[Source data Boundary: Start]

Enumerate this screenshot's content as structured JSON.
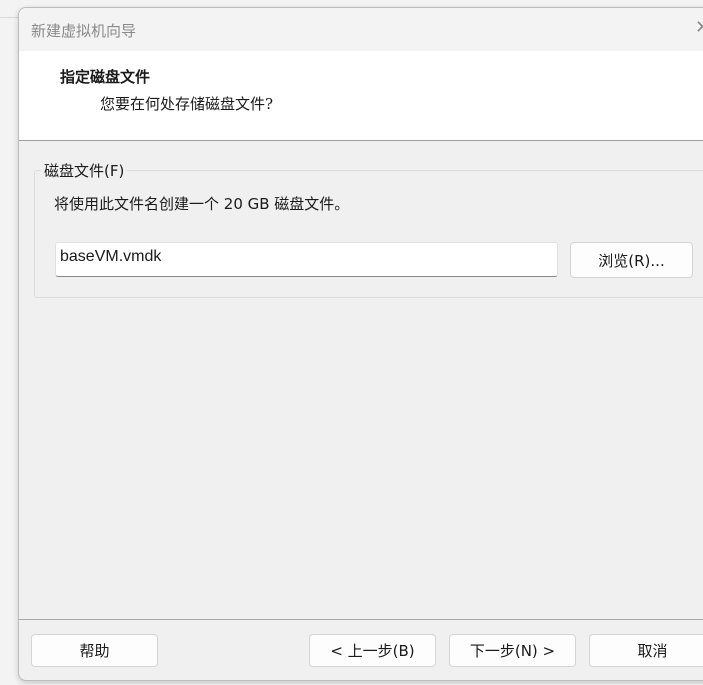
{
  "window": {
    "title": "新建虚拟机向导",
    "close_glyph": "✕"
  },
  "header": {
    "title": "指定磁盘文件",
    "subtitle": "您要在何处存储磁盘文件?"
  },
  "group": {
    "label": "磁盘文件(F)",
    "description": "将使用此文件名创建一个 20 GB 磁盘文件。",
    "file_value": "baseVM.vmdk",
    "browse_label": "浏览(R)..."
  },
  "footer": {
    "help": "帮助",
    "back": "< 上一步(B)",
    "next": "下一步(N) >",
    "cancel": "取消"
  }
}
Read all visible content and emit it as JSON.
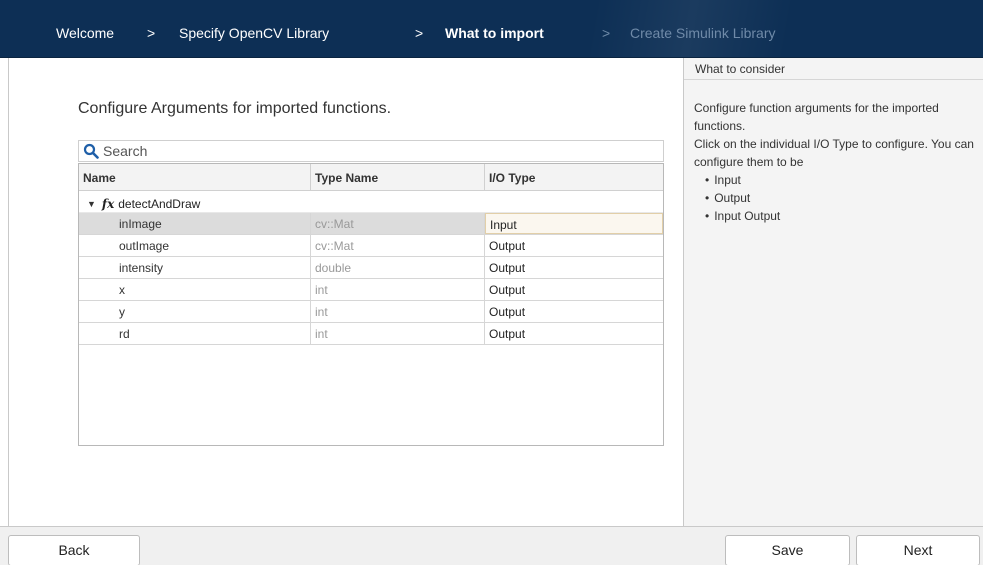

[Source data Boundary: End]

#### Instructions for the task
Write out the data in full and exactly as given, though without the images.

#### Result for this task
Enumerate this screenshot's content as structured JSON.
{
  "window": {
    "title": "新建虚拟机向导",
    "close_glyph": "✕"
  },
  "header": {
    "title": "指定磁盘文件",
    "subtitle": "您要在何处存储磁盘文件?"
  },
  "group": {
    "label": "磁盘文件(F)",
    "description": "将使用此文件名创建一个 20 GB 磁盘文件。",
    "file_value": "baseVM.vmdk",
    "browse_label": "浏览(R)..."
  },
  "footer": {
    "help": "帮助",
    "back": "< 上一步(B)",
    "next": "下一步(N) >",
    "cancel": "取消"
  }
}
Read all visible content and emit it as JSON.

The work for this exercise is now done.